Some recent observational studies suggest that more frequent hemodialysis may prolong kidney failure patients' lives compared with conventional dialysis. If it does, what's the quality of that extra life? The additional treatments which are time-consuming and take a considerable toll on patients do not markedly improve patients' physical health, according to a study appearing in an upcoming issue of the Clinical Journal of the American Society Nephrology (CJASN).

Kidney failure, or end-stage kidney disease, afflicts more than 2 million people worldwide. Many of these individuals are on long-term hemodialysis and suffer from relatively poor physical health.

Researchers and clinicians have wondered whether increasing the frequency of dialysis treatments can improve or at least preserve kidney failure patients' overall physical capacity by reducing excess body fluid, improving their exercise ability, providing a better balance of nutrition, and preserving muscle mass, among other things.

To test this, Yoshio Hall, MD (University of Washington, Seattle) and his colleagues examined changes in physical health among patients enrolled in two studies: the Frequent Hemodialysis Network Daily and Nocturnal Trials, which randomized patients to receive either frequent (six times per week) or conventional (three times per week) dialysis for one year.

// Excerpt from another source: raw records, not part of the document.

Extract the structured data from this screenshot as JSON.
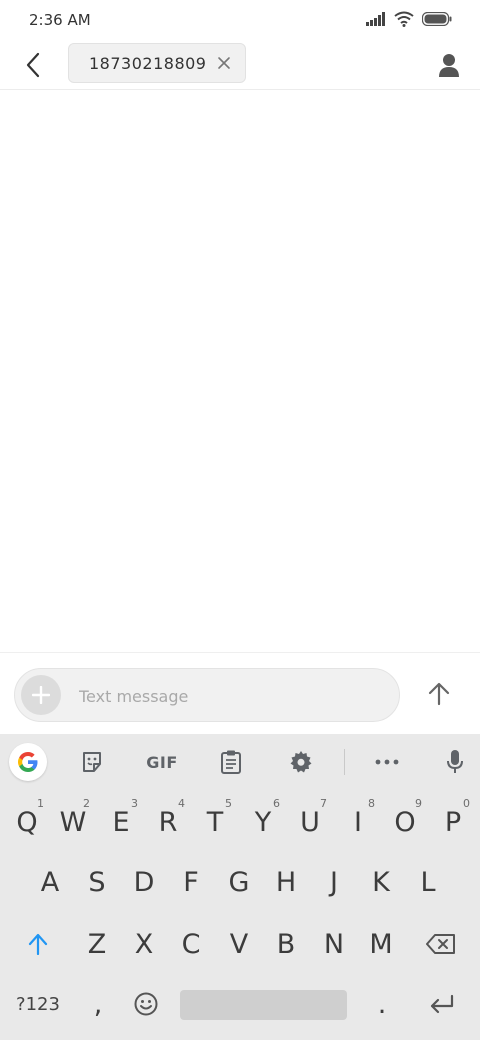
{
  "status_bar": {
    "time": "2:36 AM"
  },
  "header": {
    "recipient": "18730218809"
  },
  "composer": {
    "placeholder": "Text message"
  },
  "keyboard": {
    "toolbar": {
      "gif_label": "GIF"
    },
    "row1": [
      {
        "letter": "Q",
        "hint": "1"
      },
      {
        "letter": "W",
        "hint": "2"
      },
      {
        "letter": "E",
        "hint": "3"
      },
      {
        "letter": "R",
        "hint": "4"
      },
      {
        "letter": "T",
        "hint": "5"
      },
      {
        "letter": "Y",
        "hint": "6"
      },
      {
        "letter": "U",
        "hint": "7"
      },
      {
        "letter": "I",
        "hint": "8"
      },
      {
        "letter": "O",
        "hint": "9"
      },
      {
        "letter": "P",
        "hint": "0"
      }
    ],
    "row2": [
      "A",
      "S",
      "D",
      "F",
      "G",
      "H",
      "J",
      "K",
      "L"
    ],
    "row3": [
      "Z",
      "X",
      "C",
      "V",
      "B",
      "N",
      "M"
    ],
    "symbols_label": "?123",
    "comma": ",",
    "period": "."
  },
  "colors": {
    "shift_accent": "#2196f3",
    "keyboard_bg": "#e9e9e9",
    "chip_bg": "#f1f1f1"
  },
  "icons": [
    "back-arrow-icon",
    "contact-icon",
    "chip-close-icon",
    "plus-icon",
    "send-arrow-icon",
    "google-icon",
    "sticker-icon",
    "clipboard-icon",
    "gear-icon",
    "more-dots-icon",
    "microphone-icon",
    "shift-icon",
    "backspace-icon",
    "emoji-icon",
    "enter-icon",
    "signal-icon",
    "wifi-icon",
    "battery-icon"
  ]
}
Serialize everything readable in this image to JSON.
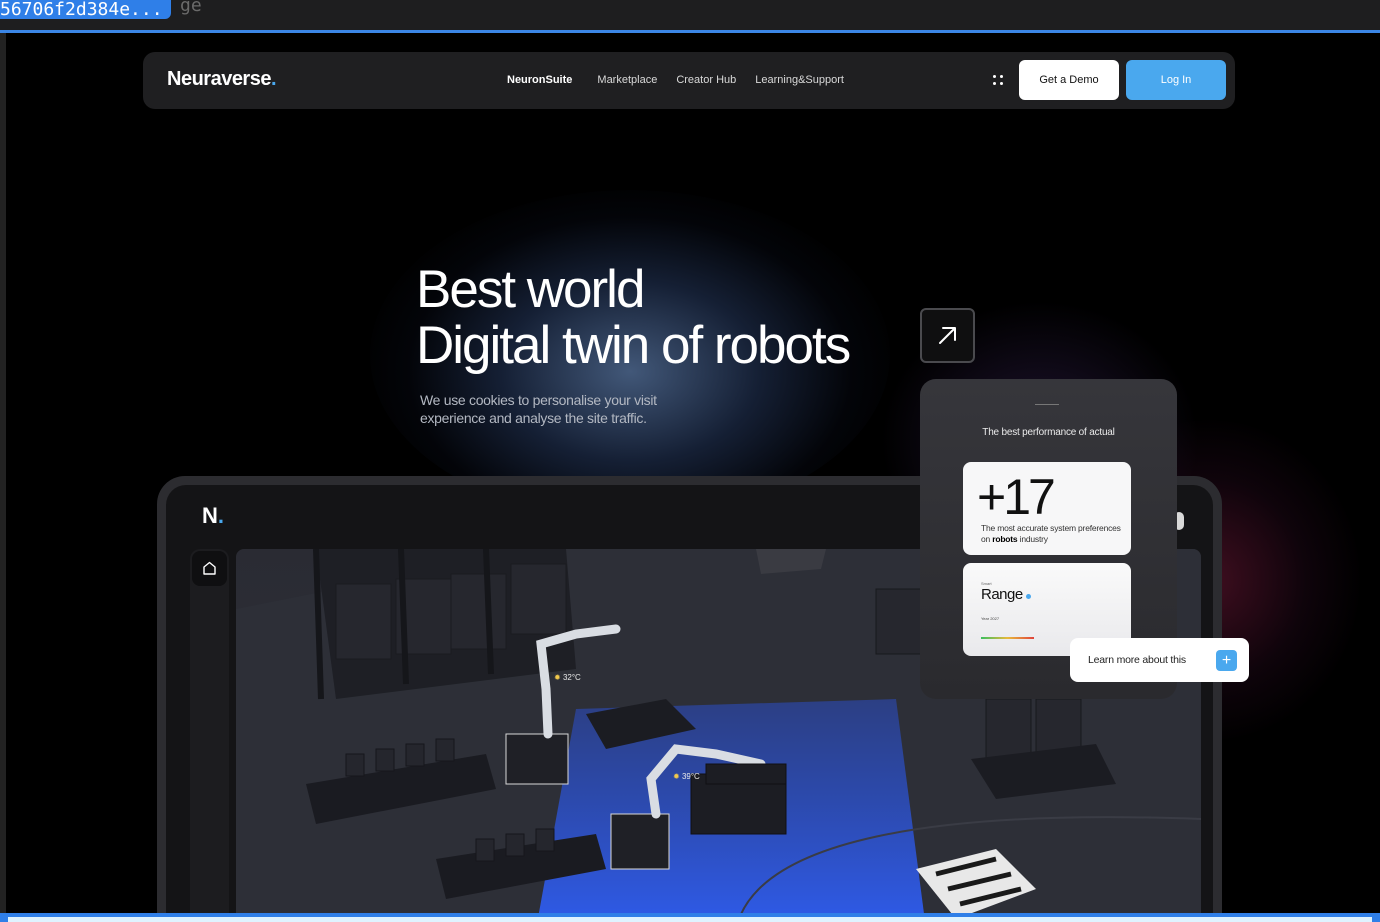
{
  "browser": {
    "file_tag": "56706f2d384e...",
    "file_tag_suffix": "ge"
  },
  "nav": {
    "logo": "Neuraverse",
    "logo_dot": ".",
    "links": [
      "NeuronSuite",
      "Marketplace",
      "Creator Hub",
      "Learning&Support"
    ],
    "active_link": "NeuronSuite",
    "demo_label": "Get a Demo",
    "login_label": "Log In"
  },
  "hero": {
    "title_line1": "Best world",
    "title_line2": "Digital twin of robots",
    "subtitle": "We use cookies to personalise your visit experience and analyse the site traffic."
  },
  "dashboard": {
    "logo": "N",
    "logo_dot": ".",
    "temperatures": [
      "32°C",
      "39°C"
    ]
  },
  "performance_card": {
    "title": "The best performance of actual",
    "stat_value": "+17",
    "stat_desc_before": "The most accurate system preferences on ",
    "stat_desc_bold": "robots",
    "stat_desc_after": " industry",
    "range_small": "Smart",
    "range_title": "Range",
    "range_year": "Year 2027"
  },
  "learn_more": {
    "label": "Learn more about this",
    "button": "+"
  },
  "colors": {
    "accent": "#4aa8ee",
    "nav_bg": "#1f1f21",
    "page_bg": "#000000"
  }
}
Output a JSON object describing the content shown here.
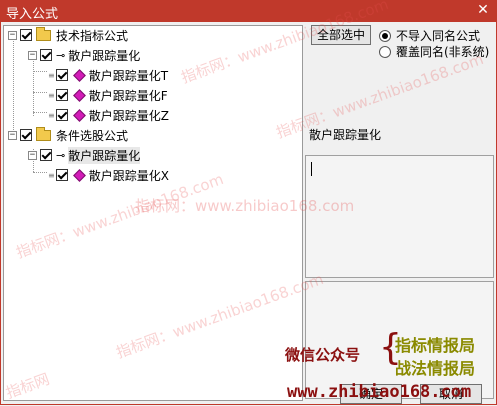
{
  "window": {
    "title": "导入公式",
    "close_glyph": "✕"
  },
  "tree": {
    "nodes": [
      {
        "label": "技术指标公式",
        "expander": "−"
      },
      {
        "label": "散户跟踪量化",
        "expander": "−",
        "prefix": "⊸"
      },
      {
        "label": "散户跟踪量化T",
        "prefix": "≡"
      },
      {
        "label": "散户跟踪量化F",
        "prefix": "≡"
      },
      {
        "label": "散户跟踪量化Z",
        "prefix": "≡"
      },
      {
        "label": "条件选股公式",
        "expander": "−"
      },
      {
        "label": "散户跟踪量化",
        "expander": "−",
        "prefix": "⊸"
      },
      {
        "label": "散户跟踪量化X",
        "prefix": "≡"
      }
    ]
  },
  "right_panel": {
    "select_all_button": "全部选中",
    "radio_no_import": "不导入同名公式",
    "radio_overwrite": "覆盖同名(非系统)",
    "formula_name": "散户跟踪量化"
  },
  "buttons": {
    "ok": "确定",
    "cancel": "取消"
  },
  "watermark": {
    "text": "指标网：www.zhibiao168.com",
    "short": "指标网"
  },
  "promo": {
    "wechat": "微信公众号",
    "line1": "指标情报局",
    "line2": "战法情报局",
    "site": "www.zhibiao168.com"
  },
  "colors": {
    "titlebar": "#c0392b",
    "indicator_icon": "#d21bb7",
    "promo_red": "#8b1010",
    "promo_olive": "#8a8a00"
  }
}
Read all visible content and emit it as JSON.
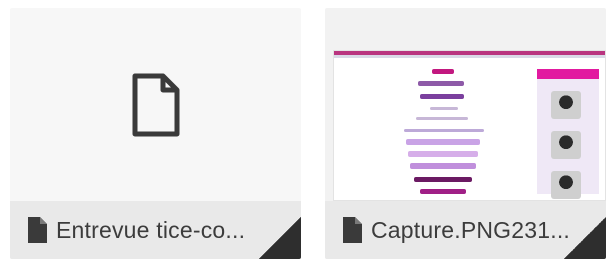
{
  "files": [
    {
      "name": "Entrevue tice-co...",
      "kind": "generic-document",
      "thumbnail_icon": "blank-file-icon",
      "type_icon": "file-icon"
    },
    {
      "name": "Capture.PNG231...",
      "kind": "image-preview",
      "thumbnail_icon": "image-preview",
      "type_icon": "file-icon"
    }
  ],
  "colors": {
    "accent_magenta": "#e21aa0",
    "dark_icon": "#2e2e2e",
    "label_text": "#3c3c3c"
  }
}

All patients in the Daily Trial received treatments in a clinic while nearly all of those in the Nocturnal Trial received them at home, while they slept.

Among the major findings:

-- Among the 245 patients in the Daily Trial, patients randomized to frequent compared with conventional dialysis experienced no significant change in physical performance, but they reported that they felt that their physical health and functioning had improved.

-- Among the 87 patients in the Nocturnal Trial, patients who received frequent dialysis did not demonstrate better physical performance or report better physical health and functioning compared with patients who received conventional dialysis. Patients in both groups experienced improved physical health and functioning over the course of the year, though, perhaps due to the switch from clinical to home-based treatments.

"Frequent hemodialysis as currently practiced may improve the lives of some but is not a cost-effective or practical solution to improving the physical health of most patients with end-stage kidney disease," said Dr. Hall. "Faced with rising numbers of persons with progressive chronic kidney disease worldwide, we need to broadly consider innovative strategies beyond manipulating the dose of dialysis to substantially improve or preserve the physical capacity of patients with end-stage kidney disease," he added.

Study co-authors include Brett Larive (Cleveland Clinic Foundation); Patricia Painter, PhD (University of Utah, Salt Lake City); George Kaysen, MD, PhD (University of California, Davis); Robert Lindsay, MD (University of Western Ontario and London Health Sciences Center, in Canada); Allen Nissenson, MD (DaVita, Inc.); Mark Unruh, MD (University of Pittsburgh); Michael Rocco, MD (Wake Forest University School of Medicine); Glenn Chertow, MD (Stanford University School of Medicine); and the Frequent Hemodialysis Network Trial Group.